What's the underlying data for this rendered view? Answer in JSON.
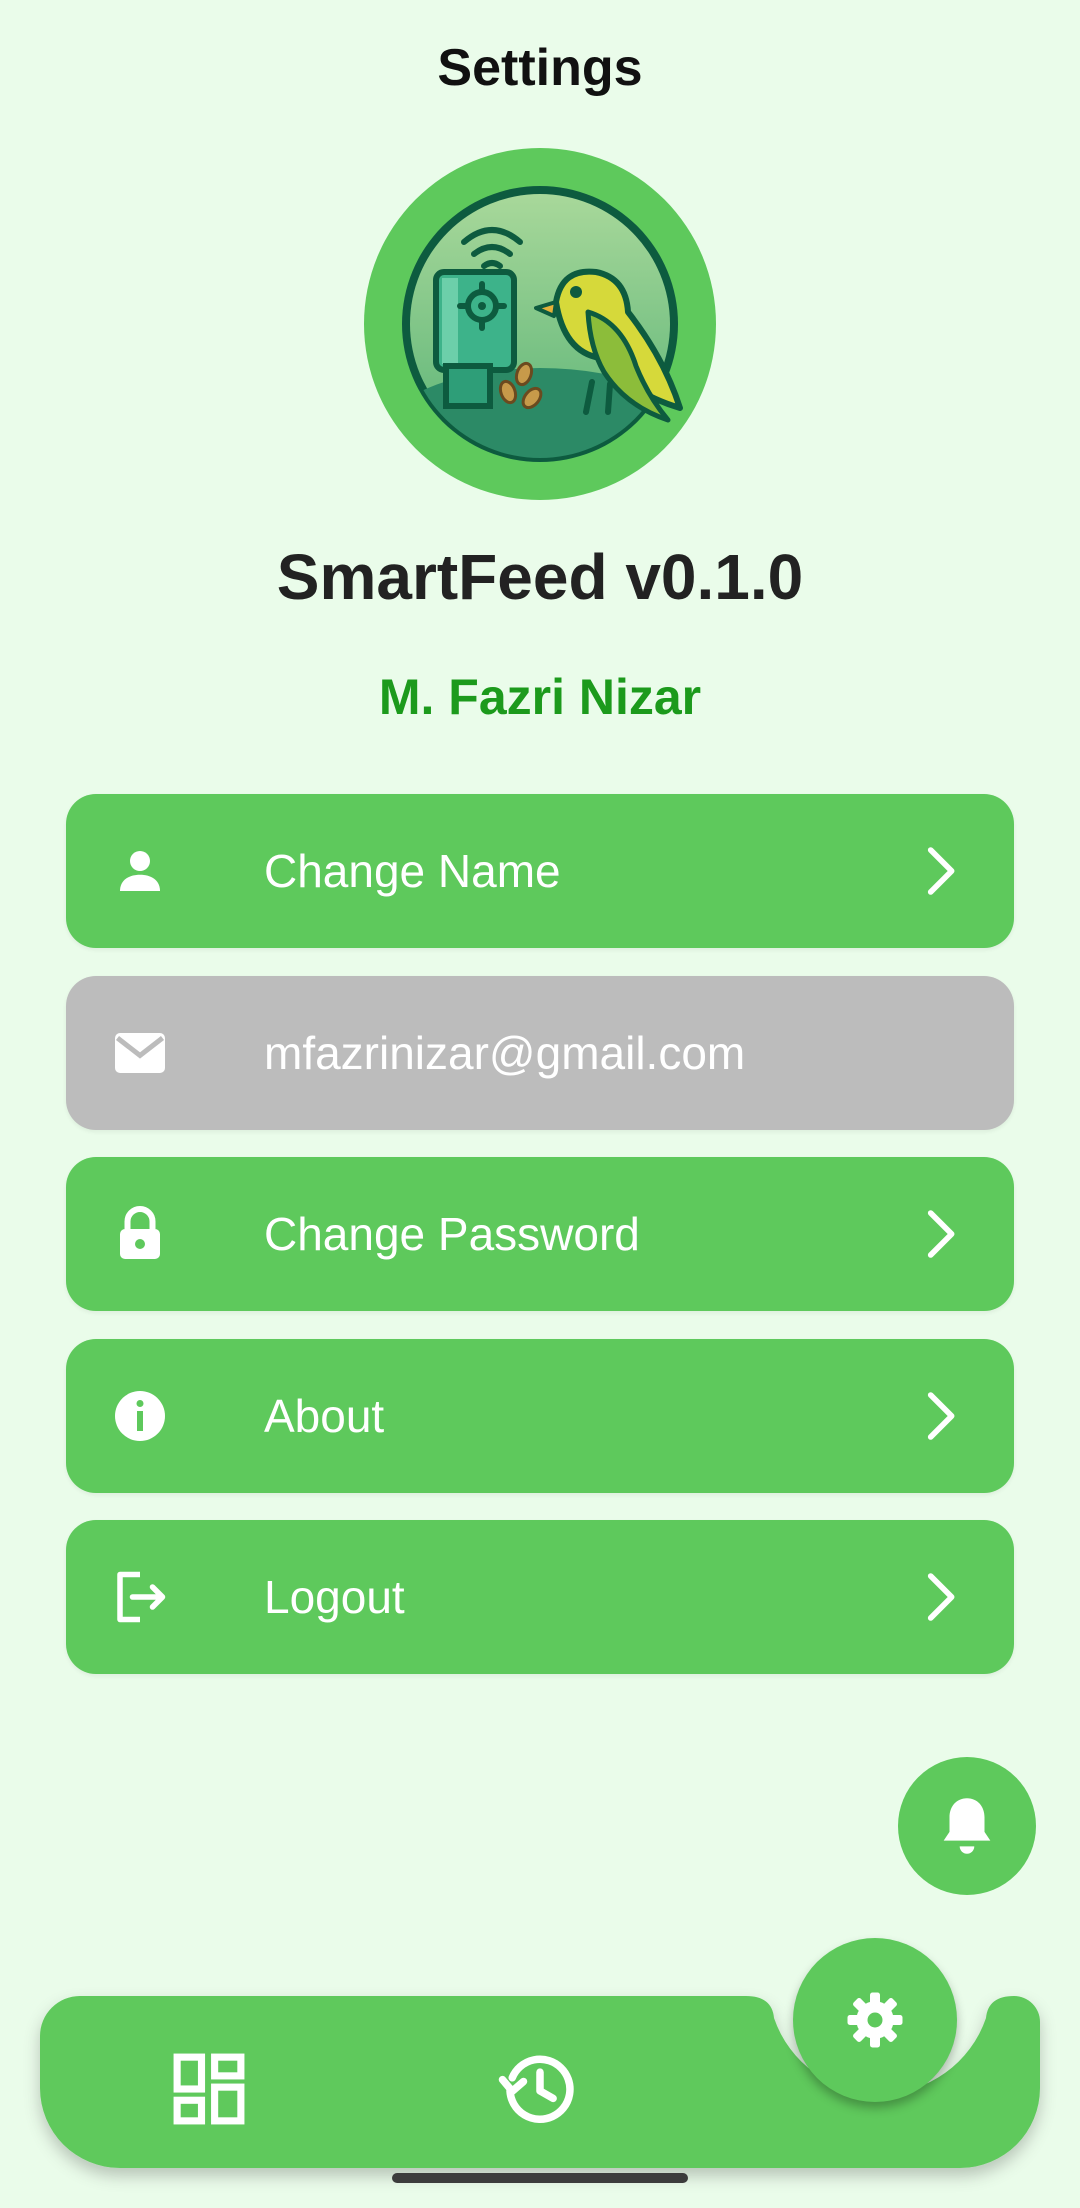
{
  "header": {
    "title": "Settings"
  },
  "app": {
    "version_label": "SmartFeed v0.1.0",
    "logo_icon": "bird-feeder-logo"
  },
  "user": {
    "name": "M. Fazri Nizar"
  },
  "menu": {
    "items": [
      {
        "label": "Change Name",
        "icon": "person-icon",
        "enabled": true
      },
      {
        "label": "mfazrinizar@gmail.com",
        "icon": "mail-icon",
        "enabled": false
      },
      {
        "label": "Change Password",
        "icon": "lock-icon",
        "enabled": true
      },
      {
        "label": "About",
        "icon": "info-icon",
        "enabled": true
      },
      {
        "label": "Logout",
        "icon": "logout-icon",
        "enabled": true
      }
    ]
  },
  "fab": {
    "icon": "bell-icon"
  },
  "bottom_nav": {
    "items": [
      {
        "icon": "dashboard-icon",
        "active": false
      },
      {
        "icon": "history-icon",
        "active": false
      },
      {
        "icon": "gear-icon",
        "active": true
      }
    ]
  },
  "colors": {
    "background": "#eafcea",
    "accent": "#5ec95c",
    "accent_text": "#1c9a1c",
    "disabled": "#bcbcbc"
  }
}
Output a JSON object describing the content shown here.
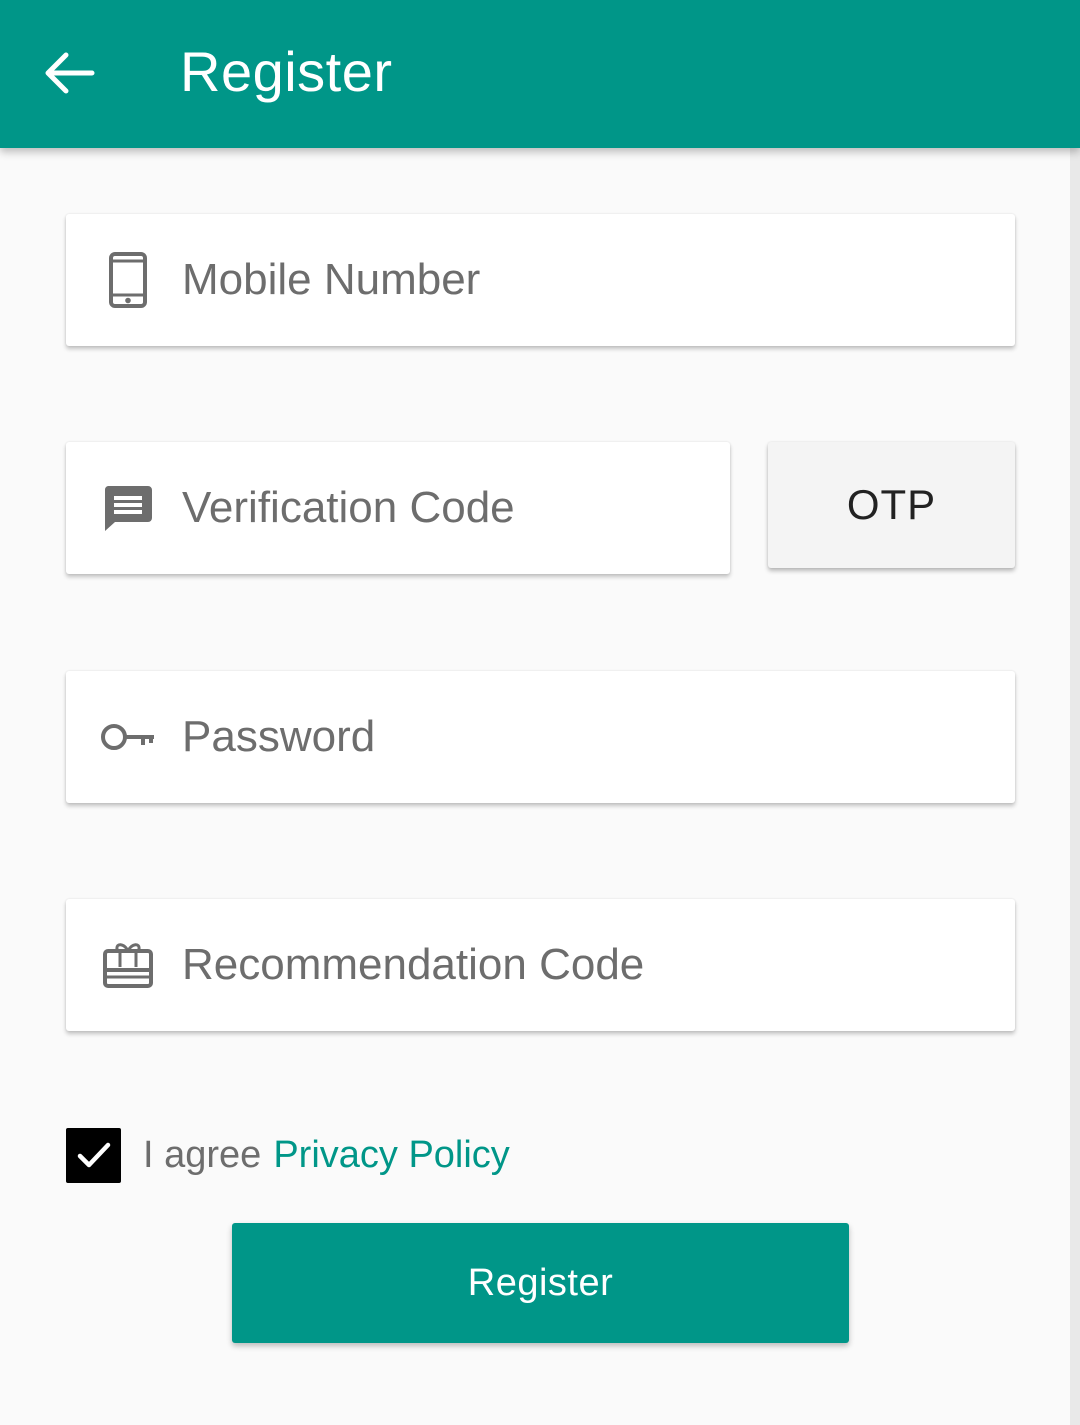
{
  "header": {
    "title": "Register",
    "back_icon": "arrow-left-icon",
    "color": "#009688"
  },
  "form": {
    "mobile": {
      "placeholder": "Mobile Number",
      "icon": "phone-icon"
    },
    "verification": {
      "placeholder": "Verification Code",
      "icon": "message-icon"
    },
    "otp_button": {
      "label": "OTP"
    },
    "password": {
      "placeholder": "Password",
      "icon": "key-icon"
    },
    "recommendation": {
      "placeholder": "Recommendation Code",
      "icon": "gift-card-icon"
    }
  },
  "agreement": {
    "checked": true,
    "text": "I agree",
    "link": "Privacy Policy",
    "link_color": "#009688"
  },
  "register_button": {
    "label": "Register",
    "color": "#009688"
  }
}
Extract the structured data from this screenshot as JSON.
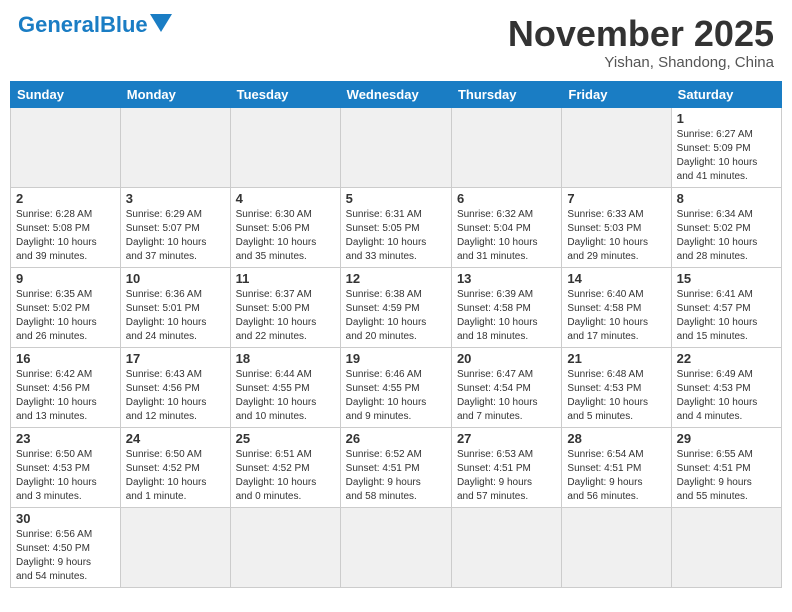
{
  "header": {
    "logo_general": "General",
    "logo_blue": "Blue",
    "month_title": "November 2025",
    "subtitle": "Yishan, Shandong, China"
  },
  "weekdays": [
    "Sunday",
    "Monday",
    "Tuesday",
    "Wednesday",
    "Thursday",
    "Friday",
    "Saturday"
  ],
  "days": {
    "d1": {
      "num": "1",
      "info": "Sunrise: 6:27 AM\nSunset: 5:09 PM\nDaylight: 10 hours\nand 41 minutes."
    },
    "d2": {
      "num": "2",
      "info": "Sunrise: 6:28 AM\nSunset: 5:08 PM\nDaylight: 10 hours\nand 39 minutes."
    },
    "d3": {
      "num": "3",
      "info": "Sunrise: 6:29 AM\nSunset: 5:07 PM\nDaylight: 10 hours\nand 37 minutes."
    },
    "d4": {
      "num": "4",
      "info": "Sunrise: 6:30 AM\nSunset: 5:06 PM\nDaylight: 10 hours\nand 35 minutes."
    },
    "d5": {
      "num": "5",
      "info": "Sunrise: 6:31 AM\nSunset: 5:05 PM\nDaylight: 10 hours\nand 33 minutes."
    },
    "d6": {
      "num": "6",
      "info": "Sunrise: 6:32 AM\nSunset: 5:04 PM\nDaylight: 10 hours\nand 31 minutes."
    },
    "d7": {
      "num": "7",
      "info": "Sunrise: 6:33 AM\nSunset: 5:03 PM\nDaylight: 10 hours\nand 29 minutes."
    },
    "d8": {
      "num": "8",
      "info": "Sunrise: 6:34 AM\nSunset: 5:02 PM\nDaylight: 10 hours\nand 28 minutes."
    },
    "d9": {
      "num": "9",
      "info": "Sunrise: 6:35 AM\nSunset: 5:02 PM\nDaylight: 10 hours\nand 26 minutes."
    },
    "d10": {
      "num": "10",
      "info": "Sunrise: 6:36 AM\nSunset: 5:01 PM\nDaylight: 10 hours\nand 24 minutes."
    },
    "d11": {
      "num": "11",
      "info": "Sunrise: 6:37 AM\nSunset: 5:00 PM\nDaylight: 10 hours\nand 22 minutes."
    },
    "d12": {
      "num": "12",
      "info": "Sunrise: 6:38 AM\nSunset: 4:59 PM\nDaylight: 10 hours\nand 20 minutes."
    },
    "d13": {
      "num": "13",
      "info": "Sunrise: 6:39 AM\nSunset: 4:58 PM\nDaylight: 10 hours\nand 18 minutes."
    },
    "d14": {
      "num": "14",
      "info": "Sunrise: 6:40 AM\nSunset: 4:58 PM\nDaylight: 10 hours\nand 17 minutes."
    },
    "d15": {
      "num": "15",
      "info": "Sunrise: 6:41 AM\nSunset: 4:57 PM\nDaylight: 10 hours\nand 15 minutes."
    },
    "d16": {
      "num": "16",
      "info": "Sunrise: 6:42 AM\nSunset: 4:56 PM\nDaylight: 10 hours\nand 13 minutes."
    },
    "d17": {
      "num": "17",
      "info": "Sunrise: 6:43 AM\nSunset: 4:56 PM\nDaylight: 10 hours\nand 12 minutes."
    },
    "d18": {
      "num": "18",
      "info": "Sunrise: 6:44 AM\nSunset: 4:55 PM\nDaylight: 10 hours\nand 10 minutes."
    },
    "d19": {
      "num": "19",
      "info": "Sunrise: 6:46 AM\nSunset: 4:55 PM\nDaylight: 10 hours\nand 9 minutes."
    },
    "d20": {
      "num": "20",
      "info": "Sunrise: 6:47 AM\nSunset: 4:54 PM\nDaylight: 10 hours\nand 7 minutes."
    },
    "d21": {
      "num": "21",
      "info": "Sunrise: 6:48 AM\nSunset: 4:53 PM\nDaylight: 10 hours\nand 5 minutes."
    },
    "d22": {
      "num": "22",
      "info": "Sunrise: 6:49 AM\nSunset: 4:53 PM\nDaylight: 10 hours\nand 4 minutes."
    },
    "d23": {
      "num": "23",
      "info": "Sunrise: 6:50 AM\nSunset: 4:53 PM\nDaylight: 10 hours\nand 3 minutes."
    },
    "d24": {
      "num": "24",
      "info": "Sunrise: 6:50 AM\nSunset: 4:52 PM\nDaylight: 10 hours\nand 1 minute."
    },
    "d25": {
      "num": "25",
      "info": "Sunrise: 6:51 AM\nSunset: 4:52 PM\nDaylight: 10 hours\nand 0 minutes."
    },
    "d26": {
      "num": "26",
      "info": "Sunrise: 6:52 AM\nSunset: 4:51 PM\nDaylight: 9 hours\nand 58 minutes."
    },
    "d27": {
      "num": "27",
      "info": "Sunrise: 6:53 AM\nSunset: 4:51 PM\nDaylight: 9 hours\nand 57 minutes."
    },
    "d28": {
      "num": "28",
      "info": "Sunrise: 6:54 AM\nSunset: 4:51 PM\nDaylight: 9 hours\nand 56 minutes."
    },
    "d29": {
      "num": "29",
      "info": "Sunrise: 6:55 AM\nSunset: 4:51 PM\nDaylight: 9 hours\nand 55 minutes."
    },
    "d30": {
      "num": "30",
      "info": "Sunrise: 6:56 AM\nSunset: 4:50 PM\nDaylight: 9 hours\nand 54 minutes."
    }
  }
}
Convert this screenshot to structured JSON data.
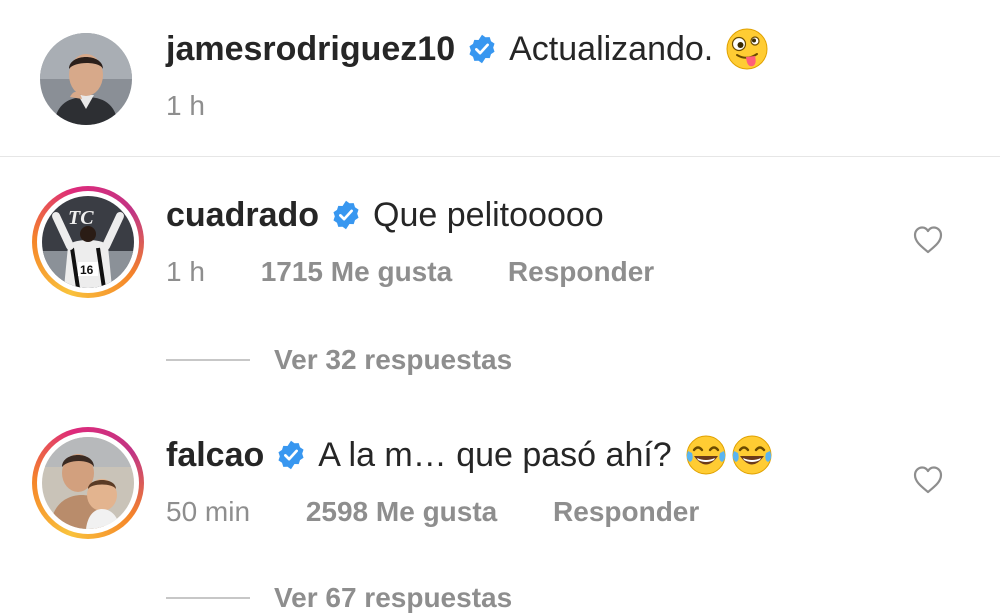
{
  "caption": {
    "username": "jamesrodriguez10",
    "text": "Actualizando.",
    "emoji": "zany-face",
    "time": "1 h"
  },
  "comments": [
    {
      "username": "cuadrado",
      "text": "Que pelitooooo",
      "time": "1 h",
      "likes": "1715 Me gusta",
      "reply_label": "Responder",
      "view_replies": "Ver 32 respuestas"
    },
    {
      "username": "falcao",
      "text": "A la m… que pasó ahí?",
      "emojis": [
        "face-with-tears-of-joy",
        "face-with-tears-of-joy"
      ],
      "time": "50 min",
      "likes": "2598 Me gusta",
      "reply_label": "Responder",
      "view_replies": "Ver 67 respuestas"
    }
  ],
  "colors": {
    "verified": "#3897f0",
    "secondary_text": "#8e8e8e",
    "primary_text": "#262626",
    "story_ring": [
      "#f9c23c",
      "#f58529",
      "#dd2a7b",
      "#c13584"
    ]
  }
}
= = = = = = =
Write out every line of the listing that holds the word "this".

What's the underlying data for this rendered view? Answer in JSON.
Extract the structured data from this screenshot as JSON.
Convert this screenshot to structured JSON data.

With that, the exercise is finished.